Work required: For this exercise, output every line of the data as it stands.

Input:
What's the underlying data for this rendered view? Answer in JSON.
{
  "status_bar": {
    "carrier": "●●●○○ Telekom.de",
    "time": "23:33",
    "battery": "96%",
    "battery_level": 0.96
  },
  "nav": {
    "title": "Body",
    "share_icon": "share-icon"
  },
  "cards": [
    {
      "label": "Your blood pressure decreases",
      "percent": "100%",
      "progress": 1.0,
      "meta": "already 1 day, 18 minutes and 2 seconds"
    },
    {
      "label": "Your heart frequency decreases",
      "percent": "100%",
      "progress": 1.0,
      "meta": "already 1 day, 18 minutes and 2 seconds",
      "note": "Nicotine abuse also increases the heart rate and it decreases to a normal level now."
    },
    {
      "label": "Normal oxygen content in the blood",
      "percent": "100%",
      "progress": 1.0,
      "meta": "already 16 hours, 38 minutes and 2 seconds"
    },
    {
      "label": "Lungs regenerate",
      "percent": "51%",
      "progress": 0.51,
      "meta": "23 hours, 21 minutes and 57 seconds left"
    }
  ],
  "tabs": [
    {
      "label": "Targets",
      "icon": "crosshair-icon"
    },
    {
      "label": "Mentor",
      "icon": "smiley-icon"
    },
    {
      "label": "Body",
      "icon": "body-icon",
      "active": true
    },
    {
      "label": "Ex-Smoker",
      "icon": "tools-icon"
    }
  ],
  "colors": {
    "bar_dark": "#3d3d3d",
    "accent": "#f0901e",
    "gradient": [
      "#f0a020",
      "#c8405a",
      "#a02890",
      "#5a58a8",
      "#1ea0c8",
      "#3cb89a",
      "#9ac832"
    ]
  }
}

Solution to this task:
What's the underlying data for this rendered view? Answer in JSON.
{
  "status_bar": {
    "carrier": "●●●○○ Telekom.de",
    "time": "23:33",
    "battery": "96%",
    "battery_level": 0.96
  },
  "nav": {
    "title": "Body",
    "share_icon": "share-icon"
  },
  "cards": [
    {
      "label": "Your blood pressure decreases",
      "percent": "100%",
      "progress": 1.0,
      "meta": "already 1 day, 18 minutes and 2 seconds"
    },
    {
      "label": "Your heart frequency decreases",
      "percent": "100%",
      "progress": 1.0,
      "meta": "already 1 day, 18 minutes and 2 seconds",
      "note": "Nicotine abuse also increases the heart rate and it decreases to a normal level now."
    },
    {
      "label": "Normal oxygen content in the blood",
      "percent": "100%",
      "progress": 1.0,
      "meta": "already 16 hours, 38 minutes and 2 seconds"
    },
    {
      "label": "Lungs regenerate",
      "percent": "51%",
      "progress": 0.51,
      "meta": "23 hours, 21 minutes and 57 seconds left"
    }
  ],
  "tabs": [
    {
      "label": "Targets",
      "icon": "crosshair-icon"
    },
    {
      "label": "Mentor",
      "icon": "smiley-icon"
    },
    {
      "label": "Body",
      "icon": "body-icon",
      "active": true
    },
    {
      "label": "Ex-Smoker",
      "icon": "tools-icon"
    }
  ],
  "colors": {
    "bar_dark": "#3d3d3d",
    "accent": "#f0901e",
    "gradient": [
      "#f0a020",
      "#c8405a",
      "#a02890",
      "#5a58a8",
      "#1ea0c8",
      "#3cb89a",
      "#9ac832"
    ]
  }
}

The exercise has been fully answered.